In addition, heat pipes don’t require any maintenance and have a life span of up to 20 years, which leads to greater energy savings and more efficient systems.
6_Production lines in energy intensive industries
The ceramic industry is one of the examples for heat recovery in energy intensive industries. Producing a nice set of ceramic tiles for your bathroom requires blasting them at high temperatures for a long time. This consumes much energy but heat pipes can be used to recover and re-use waste heat. As heat accounts for a significant proportion of the production costs for ceramics, heat pipes save energy and costs for the producer.
7_Shutdown device for nuclear reactors
Convectional passive cooling mechanisms remove decay heat after the automatic shutdown of a nuclear system in the event of abnormalities. However, the limitations of these systems became apparent during the Fukushima disaster. Scientists are now developing a new, safer hybrid heat pipe, which can shut down the nuclear reactor and also be used to evacuate decay heat generated from the core following the shutdown. The hybrid heat pipe contains a neutron absorber and should operate at high temperature and pressure levels.

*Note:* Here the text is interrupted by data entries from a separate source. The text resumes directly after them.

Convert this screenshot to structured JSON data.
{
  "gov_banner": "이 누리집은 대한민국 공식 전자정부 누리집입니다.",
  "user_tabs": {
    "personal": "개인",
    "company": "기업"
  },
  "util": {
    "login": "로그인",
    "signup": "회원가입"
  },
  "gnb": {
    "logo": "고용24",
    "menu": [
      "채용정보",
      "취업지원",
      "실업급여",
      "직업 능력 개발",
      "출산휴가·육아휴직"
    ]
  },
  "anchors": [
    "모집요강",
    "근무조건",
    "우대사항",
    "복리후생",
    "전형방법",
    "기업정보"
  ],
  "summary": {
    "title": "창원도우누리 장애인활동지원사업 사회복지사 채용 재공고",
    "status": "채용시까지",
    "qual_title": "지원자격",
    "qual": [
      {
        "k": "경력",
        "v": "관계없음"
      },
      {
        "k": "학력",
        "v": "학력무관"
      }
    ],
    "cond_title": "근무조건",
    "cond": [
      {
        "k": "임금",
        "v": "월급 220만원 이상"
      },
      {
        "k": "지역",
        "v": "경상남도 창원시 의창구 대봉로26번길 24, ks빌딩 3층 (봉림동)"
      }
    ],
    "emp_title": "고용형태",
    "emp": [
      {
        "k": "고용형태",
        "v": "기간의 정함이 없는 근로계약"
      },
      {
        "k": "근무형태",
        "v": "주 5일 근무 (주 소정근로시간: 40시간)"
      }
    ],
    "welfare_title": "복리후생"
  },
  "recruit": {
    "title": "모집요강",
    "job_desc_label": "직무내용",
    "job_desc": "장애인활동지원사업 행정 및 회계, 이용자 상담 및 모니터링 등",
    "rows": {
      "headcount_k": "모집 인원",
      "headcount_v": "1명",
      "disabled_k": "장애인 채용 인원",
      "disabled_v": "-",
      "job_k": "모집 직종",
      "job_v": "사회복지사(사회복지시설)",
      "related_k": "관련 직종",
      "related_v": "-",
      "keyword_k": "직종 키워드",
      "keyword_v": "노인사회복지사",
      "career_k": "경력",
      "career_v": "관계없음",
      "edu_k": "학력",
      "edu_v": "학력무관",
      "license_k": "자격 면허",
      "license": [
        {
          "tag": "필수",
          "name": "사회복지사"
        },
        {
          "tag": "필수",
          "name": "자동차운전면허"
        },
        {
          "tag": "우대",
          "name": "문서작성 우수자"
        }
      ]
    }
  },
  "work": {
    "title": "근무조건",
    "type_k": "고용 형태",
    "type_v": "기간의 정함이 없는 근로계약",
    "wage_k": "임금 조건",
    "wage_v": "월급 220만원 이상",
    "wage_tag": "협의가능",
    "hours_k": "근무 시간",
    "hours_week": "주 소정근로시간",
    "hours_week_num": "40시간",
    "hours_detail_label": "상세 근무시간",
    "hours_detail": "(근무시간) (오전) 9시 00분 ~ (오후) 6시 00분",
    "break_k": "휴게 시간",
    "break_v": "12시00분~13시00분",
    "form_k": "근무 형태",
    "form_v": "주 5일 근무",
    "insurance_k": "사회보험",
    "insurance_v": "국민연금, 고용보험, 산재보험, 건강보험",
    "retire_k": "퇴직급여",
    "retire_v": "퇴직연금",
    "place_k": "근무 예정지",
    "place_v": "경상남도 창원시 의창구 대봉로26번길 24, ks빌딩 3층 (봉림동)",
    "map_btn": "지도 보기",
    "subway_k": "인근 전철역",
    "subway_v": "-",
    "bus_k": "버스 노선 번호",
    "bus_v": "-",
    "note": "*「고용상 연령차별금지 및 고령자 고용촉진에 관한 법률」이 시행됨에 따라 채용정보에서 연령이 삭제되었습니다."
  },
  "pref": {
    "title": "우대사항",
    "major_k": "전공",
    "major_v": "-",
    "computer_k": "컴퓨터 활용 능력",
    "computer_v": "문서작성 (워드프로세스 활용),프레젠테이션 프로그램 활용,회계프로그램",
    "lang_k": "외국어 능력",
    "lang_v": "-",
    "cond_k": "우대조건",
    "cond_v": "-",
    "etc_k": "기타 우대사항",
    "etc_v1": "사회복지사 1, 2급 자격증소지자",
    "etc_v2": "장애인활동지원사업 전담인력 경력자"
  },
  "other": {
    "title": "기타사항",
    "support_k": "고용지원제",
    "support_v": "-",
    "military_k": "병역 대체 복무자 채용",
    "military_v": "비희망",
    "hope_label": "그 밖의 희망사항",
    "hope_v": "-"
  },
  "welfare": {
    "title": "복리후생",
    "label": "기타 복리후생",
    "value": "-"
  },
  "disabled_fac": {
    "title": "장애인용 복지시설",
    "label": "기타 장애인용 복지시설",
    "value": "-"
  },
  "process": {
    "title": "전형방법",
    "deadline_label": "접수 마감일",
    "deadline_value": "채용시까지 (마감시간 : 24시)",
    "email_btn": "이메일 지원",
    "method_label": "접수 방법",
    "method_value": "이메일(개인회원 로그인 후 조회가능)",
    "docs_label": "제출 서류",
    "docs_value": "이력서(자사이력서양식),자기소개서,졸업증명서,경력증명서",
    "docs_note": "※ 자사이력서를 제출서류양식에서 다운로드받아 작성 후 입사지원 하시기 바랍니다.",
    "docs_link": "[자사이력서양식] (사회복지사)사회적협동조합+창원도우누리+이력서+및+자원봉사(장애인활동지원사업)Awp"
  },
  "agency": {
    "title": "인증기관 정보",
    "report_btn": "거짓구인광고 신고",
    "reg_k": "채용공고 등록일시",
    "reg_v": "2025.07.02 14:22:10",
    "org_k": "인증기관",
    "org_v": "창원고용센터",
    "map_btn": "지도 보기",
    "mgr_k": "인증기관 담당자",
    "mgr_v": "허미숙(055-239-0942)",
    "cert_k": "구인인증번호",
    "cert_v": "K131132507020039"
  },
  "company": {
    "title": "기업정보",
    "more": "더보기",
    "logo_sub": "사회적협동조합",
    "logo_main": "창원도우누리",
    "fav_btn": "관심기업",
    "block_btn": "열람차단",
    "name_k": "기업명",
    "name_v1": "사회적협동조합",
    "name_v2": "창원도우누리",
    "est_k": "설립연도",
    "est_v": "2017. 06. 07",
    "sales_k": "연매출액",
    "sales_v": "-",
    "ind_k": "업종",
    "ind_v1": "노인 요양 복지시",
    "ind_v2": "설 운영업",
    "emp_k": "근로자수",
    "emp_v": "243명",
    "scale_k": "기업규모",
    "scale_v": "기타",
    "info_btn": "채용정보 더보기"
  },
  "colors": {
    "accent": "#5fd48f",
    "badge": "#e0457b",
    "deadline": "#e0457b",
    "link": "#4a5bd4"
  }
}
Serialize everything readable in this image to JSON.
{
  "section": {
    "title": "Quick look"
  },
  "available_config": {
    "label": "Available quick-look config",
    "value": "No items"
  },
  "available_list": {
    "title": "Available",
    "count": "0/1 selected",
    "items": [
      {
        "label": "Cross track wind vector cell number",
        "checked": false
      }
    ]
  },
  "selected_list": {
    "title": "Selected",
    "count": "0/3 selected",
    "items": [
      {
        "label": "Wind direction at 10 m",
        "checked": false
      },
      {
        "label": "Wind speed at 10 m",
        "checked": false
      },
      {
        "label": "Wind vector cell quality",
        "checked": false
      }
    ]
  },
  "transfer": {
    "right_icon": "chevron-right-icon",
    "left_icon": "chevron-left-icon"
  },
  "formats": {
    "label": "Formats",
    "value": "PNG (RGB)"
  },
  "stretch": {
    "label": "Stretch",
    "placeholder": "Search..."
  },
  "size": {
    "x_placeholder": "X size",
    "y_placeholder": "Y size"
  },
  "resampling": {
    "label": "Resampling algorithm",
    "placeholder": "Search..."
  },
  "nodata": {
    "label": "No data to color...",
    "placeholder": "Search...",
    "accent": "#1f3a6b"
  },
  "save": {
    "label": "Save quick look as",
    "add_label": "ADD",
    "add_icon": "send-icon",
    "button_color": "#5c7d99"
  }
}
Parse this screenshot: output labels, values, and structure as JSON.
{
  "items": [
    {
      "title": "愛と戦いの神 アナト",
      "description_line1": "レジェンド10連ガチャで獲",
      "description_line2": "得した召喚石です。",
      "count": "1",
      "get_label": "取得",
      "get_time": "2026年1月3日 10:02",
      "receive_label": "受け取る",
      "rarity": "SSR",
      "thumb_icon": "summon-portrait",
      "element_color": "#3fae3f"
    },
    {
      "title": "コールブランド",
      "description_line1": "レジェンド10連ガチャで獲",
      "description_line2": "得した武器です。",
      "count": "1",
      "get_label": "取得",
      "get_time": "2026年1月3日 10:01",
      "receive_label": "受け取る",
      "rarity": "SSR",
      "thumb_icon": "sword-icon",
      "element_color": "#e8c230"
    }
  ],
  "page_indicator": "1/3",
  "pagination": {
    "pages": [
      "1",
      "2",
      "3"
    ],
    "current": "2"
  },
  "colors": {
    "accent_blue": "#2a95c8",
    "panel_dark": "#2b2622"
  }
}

The technology for hybrid vehicles is relatively new, but it seems likely that heat pipes could be used as an energy-efficient way to cool their batteries. Car battery cells need to be kept within a specific temperature range; they should not be too hot or too cold as this will lower their performance. Heat pipes could have the potential to effectively regulate the temperature in hybrid or electric cars.
Heat pipes have been used for decades to ensure that certain parts of computers, like the central processing unit (CPU) don’t get overheated. The increased power requirements placed on today’s modern computers means that CPUs and GPUs (graphic processing units) generate more heat than ever before. Simple heat pipes have been used to effectively and efficiently move heat away from these parts of the computer to thermal heat sinks where it can be safely released into the environment.
On a larger scale, computers and electronics release heat into the room. In places like data centres where many computers and electronics operate, the room temperature can become too hot for them to work properly. Therefore, a cooling system is required to maintain the temperature within a suitable range. Heat pipes can remove the heat from the data centre to the outside without exchanging the air, which insulates the data centre from outside humidity and dust.
10_Heat Pipe Heat exchangers
Heat exchangers are thermal devices used to transfer heat from a hot stream (heat source) to a cold stream which is called heat sink. The larger the heat exchanger, the more effective it is, but the system would be heavier and more costly. Heat pipes can act as individual heat exchangers within a heat exchanger itself. A heat pipe heat exchanger has a longer operating life and smaller size in comparison to a conventional one. Moreover, a pipe heat exchanger can still operate even if some of the heat pipes fail. Heat pipe heat exchangers ensure full separation between the hot stream and the cold stream. Therefore, they have many industrial and medical applications as for example to dry Mate in Brazil.